THE FOURTH ALABAMA.

It was to the Fourth Alabama regiment that the words were spoken by General Bee, about 2 or 3 o'clock in the afternoon of July 21, 1861. This regiment, with the Sixth North Carolina and Second and Eleventh Mississippi, constituted Bee's brigade; and as the brigade arrived at Manassas from the Valley in detachments, so it went into and fought through the battle, not as a whole, but by separate regiments. The Fourth Alabama having arrived at Manassas on Saturday, the 2Oth, was in movement very early on Sunday morn- ing, the 2ist, from near the junction towards the upper fords of Bull Run. The dust raised by the march of the Federal army to Sud- ley's ford having attracted attention, the Fourth Alabama was hur- ried by General Bee in that direction, and we reached before n A. M. the plateau of the Henry House, whereon the main conflict oc- curred afterwards.

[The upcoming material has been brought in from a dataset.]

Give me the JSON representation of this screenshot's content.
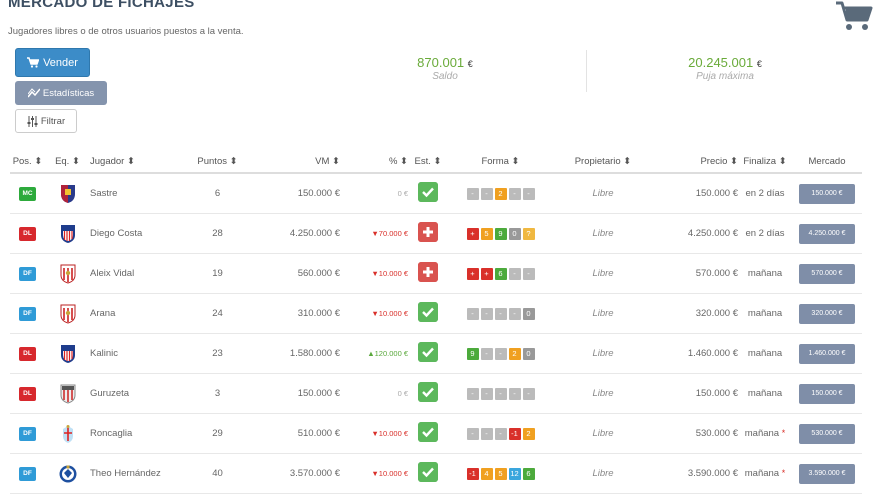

A GREAT SACRIFICE.

Bee seeing that this was a good position for defence, but that the Federals would capture it unless delayed before the Confederate forces could reach there in sufficient numbers, ordered the Fourth Alabama to hasten a half mile further north beyond Young's branch and the wood over there to aid Evans, Wheat, and others in detain- ing the Federal army.

This duty we performed at great sacrifice, standing fast for an hour or more against overwhelming numbers, losing our Colonel, Egbert Jones, mortally wounded ; Lieutenant-Colonel Law and Major Scott, disabled, and a great number of other officers and men killed and wounded.

Then in obedience to orders we withdrew from our advanced posi- tion and took position on the Confederate battle-line and in rear of the Robinson House.